Court of Protection Practice. Following its previous judgment in which a civil restraint order had been made against the respondent, the Court of Protection dealt with matters remaining, including finalisation of outstanding orders, publication of the judgment and any application for permission.
Contempt of court Civil contempt. The Court of Protection considered, among other things, an application for the committal for 27 contempts of a solicitor and the firm of which she was a member, which were brought by F, who was the applicant nephew of a person whose affairs had been managed by the court. The court held that F's applications had not been made properly, that it would not extend its discretion to consider them and that they were entirely without merit. It further ordered that an extended civil restraint order would be made against F for two years with regard to the relevant proceedings.

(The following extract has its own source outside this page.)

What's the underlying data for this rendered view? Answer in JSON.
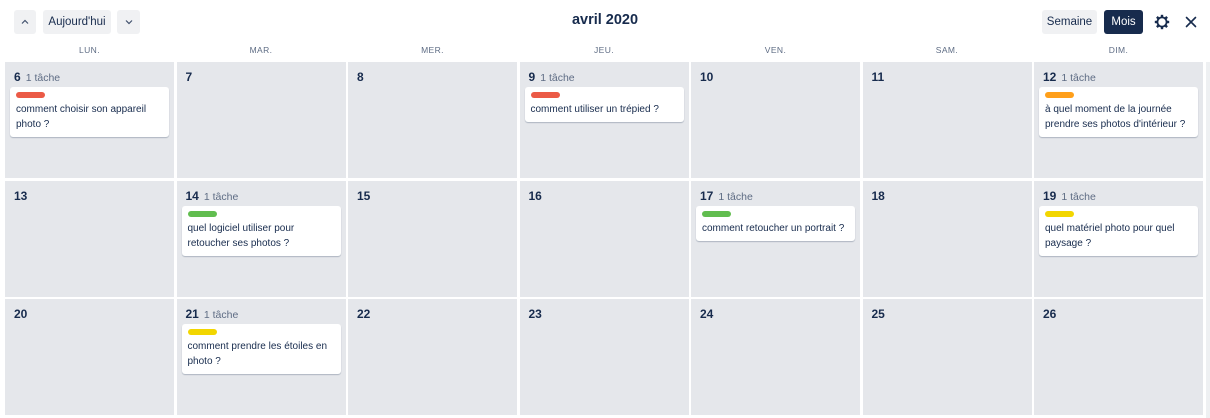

Family proceedings Orders in family proceedings. The Court of Appeal, Civil Division, dismissed a father's appeal against a child arrangements order made in favour of the mother in respect of their child. The findings and conclusions made by the judge had been open to her on the totality of the evidence before her and it had been entirely within her discretion to have made the decision she had, namely, that the child should live with his mother and should spend time with his father. In no sense could that exercise of judicial discretion be said to have been flawed, erroneous or wrong.
Probate Action. The Court of Appeal, Civil Division, in allowing the appellant's appeal, held that, in the absence of authority which required it to hold otherwise, he had a sufficient 'interest' in the will of his former wife's deceased mother to bring a probate claim challenging the validity of the will.
Practice Family proceedings. The Family Court described the serious consequences that had arisen for one family after a parent had covertly recorded a child in the course of a dispute about where the child should live. It held that it was almost always likely to be wrong for a recording device to be placed on a child for the purpose of gathering evidence in family proceedings, whether or not the child was aware of its presence, and that anyone who was considering doing something similar should, first, think carefully about the consequences.
Family proceedings Jurisdiction. The Supreme Court allowed an appeal by the Children's Guardian and the local authority against an order stating that the Hungarian court was better placed to hear a case regarding two children and that transferring the case to Hungary would be in the children's best interests. The children were Hungarian nationals born in the United Kingdom to Hungarian parents. The transfer request would be set aside and the case would be returned to the Family Division.
Practice Family proceedings. The Court of Appeal, Civil Division, allowed a mother's appeal against orders made by a judge in connection with a local authority's appeal, including that the mother would give oral evidence at the appeal hearing. It held that the process adopted by the judge on the authority's appeal to him had not been appropriate or fair to the mother, even though he had embarked upon it with the best of intentions.
Family proceedings Orders in family proceedings. The Family Division made rulings concerning twins born to the applicant, X, who was in a same-sex relationship with the first respondent, Y. Owing to IVF treatment, X was the biological mother, and Y the gestational mother, of the twins. Owing to an error on the part of the clinic that had provided the treatment, X was not registered as the parent. The court held that an order would be made that X was the parent of the twins.
Adoption Order. The Family Court dismissed a mother's application for leave to oppose an adoption order where there was no change in circumstances of a nature and degree sufficient on the facts to open the door to permit her to defend the adoption application.
Family proceedings Orders in family proceedings. The Family Division ruled, on a fact finding hearing, that there was insufficient evidence to prove a local authority's case that it had been the intention of the respective parents of four children, who had been taken from the United Kingdom to Turkey and who were subsequently made wards of court, to take them to a war zone in Syria controlled by ISIS and to remain there on a permanent basis.